— Exercise requirements —
Copy each line below in which the string "JSON" occurs.

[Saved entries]
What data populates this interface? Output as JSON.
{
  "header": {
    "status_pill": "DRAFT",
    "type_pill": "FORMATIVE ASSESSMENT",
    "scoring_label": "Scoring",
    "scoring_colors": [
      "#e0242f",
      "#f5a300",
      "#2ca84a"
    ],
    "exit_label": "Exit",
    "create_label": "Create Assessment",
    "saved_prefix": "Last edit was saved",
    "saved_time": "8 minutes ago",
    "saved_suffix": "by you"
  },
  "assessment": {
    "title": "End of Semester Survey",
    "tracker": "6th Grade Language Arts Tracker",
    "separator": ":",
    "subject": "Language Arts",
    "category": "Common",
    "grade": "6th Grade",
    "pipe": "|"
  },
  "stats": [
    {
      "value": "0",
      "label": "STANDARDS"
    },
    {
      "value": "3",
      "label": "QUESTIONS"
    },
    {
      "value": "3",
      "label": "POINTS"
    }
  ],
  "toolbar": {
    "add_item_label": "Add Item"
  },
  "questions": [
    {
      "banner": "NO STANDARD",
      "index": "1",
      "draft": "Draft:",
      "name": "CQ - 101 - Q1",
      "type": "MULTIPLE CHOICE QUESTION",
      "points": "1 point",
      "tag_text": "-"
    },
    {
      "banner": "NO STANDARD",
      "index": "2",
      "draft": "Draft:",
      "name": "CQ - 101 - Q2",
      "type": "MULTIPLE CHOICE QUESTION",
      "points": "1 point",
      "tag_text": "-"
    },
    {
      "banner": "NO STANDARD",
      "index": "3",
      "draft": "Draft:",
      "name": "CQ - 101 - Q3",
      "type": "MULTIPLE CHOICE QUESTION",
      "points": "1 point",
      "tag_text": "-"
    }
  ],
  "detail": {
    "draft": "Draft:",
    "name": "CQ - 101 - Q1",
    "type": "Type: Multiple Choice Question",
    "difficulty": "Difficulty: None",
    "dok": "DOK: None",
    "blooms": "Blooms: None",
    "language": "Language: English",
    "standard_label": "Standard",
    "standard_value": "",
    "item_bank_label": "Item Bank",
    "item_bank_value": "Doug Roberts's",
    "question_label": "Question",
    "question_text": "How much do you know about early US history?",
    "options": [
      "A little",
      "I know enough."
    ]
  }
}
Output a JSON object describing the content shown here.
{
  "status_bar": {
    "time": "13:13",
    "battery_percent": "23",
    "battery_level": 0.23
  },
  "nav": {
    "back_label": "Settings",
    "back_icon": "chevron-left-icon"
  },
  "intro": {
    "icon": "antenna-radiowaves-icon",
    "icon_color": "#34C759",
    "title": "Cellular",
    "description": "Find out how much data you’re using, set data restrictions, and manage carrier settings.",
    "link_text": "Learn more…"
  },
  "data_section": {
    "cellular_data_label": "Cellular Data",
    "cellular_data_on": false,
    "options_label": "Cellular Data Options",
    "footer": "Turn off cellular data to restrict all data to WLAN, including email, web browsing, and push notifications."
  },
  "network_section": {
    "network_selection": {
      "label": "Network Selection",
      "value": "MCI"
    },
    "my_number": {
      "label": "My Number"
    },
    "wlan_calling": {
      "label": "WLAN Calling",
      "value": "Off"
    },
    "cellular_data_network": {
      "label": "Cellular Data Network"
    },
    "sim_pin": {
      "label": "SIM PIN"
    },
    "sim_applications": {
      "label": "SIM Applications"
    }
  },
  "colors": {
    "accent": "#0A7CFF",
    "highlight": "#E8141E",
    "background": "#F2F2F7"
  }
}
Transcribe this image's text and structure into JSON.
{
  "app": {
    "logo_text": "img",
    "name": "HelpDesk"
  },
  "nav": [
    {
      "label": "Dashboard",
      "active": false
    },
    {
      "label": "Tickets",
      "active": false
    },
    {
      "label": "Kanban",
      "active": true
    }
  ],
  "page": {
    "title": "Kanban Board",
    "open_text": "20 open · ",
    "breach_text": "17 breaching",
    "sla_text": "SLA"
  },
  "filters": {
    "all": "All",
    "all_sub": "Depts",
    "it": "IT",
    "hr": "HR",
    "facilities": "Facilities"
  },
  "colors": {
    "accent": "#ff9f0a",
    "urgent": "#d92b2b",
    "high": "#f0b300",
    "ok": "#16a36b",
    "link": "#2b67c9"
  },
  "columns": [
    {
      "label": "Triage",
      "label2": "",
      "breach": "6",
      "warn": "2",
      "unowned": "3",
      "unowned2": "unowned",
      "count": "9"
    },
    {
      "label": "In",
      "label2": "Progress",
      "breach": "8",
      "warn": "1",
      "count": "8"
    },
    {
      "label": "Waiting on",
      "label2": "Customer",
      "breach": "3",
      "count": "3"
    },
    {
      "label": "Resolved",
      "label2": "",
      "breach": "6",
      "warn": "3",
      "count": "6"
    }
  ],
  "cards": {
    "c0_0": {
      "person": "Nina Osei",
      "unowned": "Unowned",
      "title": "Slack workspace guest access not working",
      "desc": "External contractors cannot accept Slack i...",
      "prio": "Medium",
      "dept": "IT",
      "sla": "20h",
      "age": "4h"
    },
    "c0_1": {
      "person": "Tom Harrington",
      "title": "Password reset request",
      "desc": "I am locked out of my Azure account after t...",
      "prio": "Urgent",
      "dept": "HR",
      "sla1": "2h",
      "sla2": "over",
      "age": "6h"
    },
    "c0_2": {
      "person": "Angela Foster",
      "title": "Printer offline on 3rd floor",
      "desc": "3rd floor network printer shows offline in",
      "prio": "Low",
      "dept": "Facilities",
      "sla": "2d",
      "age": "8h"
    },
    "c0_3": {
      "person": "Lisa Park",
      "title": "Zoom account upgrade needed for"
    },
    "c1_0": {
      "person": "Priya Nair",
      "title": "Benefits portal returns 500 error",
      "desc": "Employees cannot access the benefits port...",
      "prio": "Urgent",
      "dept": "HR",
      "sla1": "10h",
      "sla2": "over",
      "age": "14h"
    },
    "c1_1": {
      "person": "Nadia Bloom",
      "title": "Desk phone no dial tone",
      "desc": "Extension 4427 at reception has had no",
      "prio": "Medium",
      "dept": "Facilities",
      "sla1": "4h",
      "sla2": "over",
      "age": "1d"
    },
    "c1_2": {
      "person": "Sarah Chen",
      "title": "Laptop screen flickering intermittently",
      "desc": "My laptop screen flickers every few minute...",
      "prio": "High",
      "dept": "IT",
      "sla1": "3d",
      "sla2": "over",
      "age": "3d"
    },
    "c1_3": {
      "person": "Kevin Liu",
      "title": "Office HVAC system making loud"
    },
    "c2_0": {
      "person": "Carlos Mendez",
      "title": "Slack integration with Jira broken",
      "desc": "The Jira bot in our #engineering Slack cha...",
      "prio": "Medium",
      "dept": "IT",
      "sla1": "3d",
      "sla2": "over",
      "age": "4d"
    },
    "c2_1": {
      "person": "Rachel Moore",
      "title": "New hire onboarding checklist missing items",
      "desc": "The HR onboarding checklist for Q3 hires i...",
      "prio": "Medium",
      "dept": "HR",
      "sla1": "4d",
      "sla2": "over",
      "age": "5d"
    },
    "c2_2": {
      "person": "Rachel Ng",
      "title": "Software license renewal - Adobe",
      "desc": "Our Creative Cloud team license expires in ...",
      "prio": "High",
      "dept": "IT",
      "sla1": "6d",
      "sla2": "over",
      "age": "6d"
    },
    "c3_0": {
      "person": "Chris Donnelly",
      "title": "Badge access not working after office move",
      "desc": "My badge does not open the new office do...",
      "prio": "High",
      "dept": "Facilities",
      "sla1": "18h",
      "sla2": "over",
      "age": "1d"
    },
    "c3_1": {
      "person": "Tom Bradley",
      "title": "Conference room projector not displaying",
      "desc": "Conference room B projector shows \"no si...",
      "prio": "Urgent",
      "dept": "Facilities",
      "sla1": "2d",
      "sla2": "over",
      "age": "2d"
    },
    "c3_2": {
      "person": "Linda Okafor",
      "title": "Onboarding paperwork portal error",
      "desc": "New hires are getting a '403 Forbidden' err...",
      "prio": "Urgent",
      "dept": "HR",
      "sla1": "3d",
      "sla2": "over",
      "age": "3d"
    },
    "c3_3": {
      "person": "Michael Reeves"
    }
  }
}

— Response box —
What data populates this interface? Output as JSON.
Output a JSON object describing the content shown here.
Transcribe this image's text and structure into JSON.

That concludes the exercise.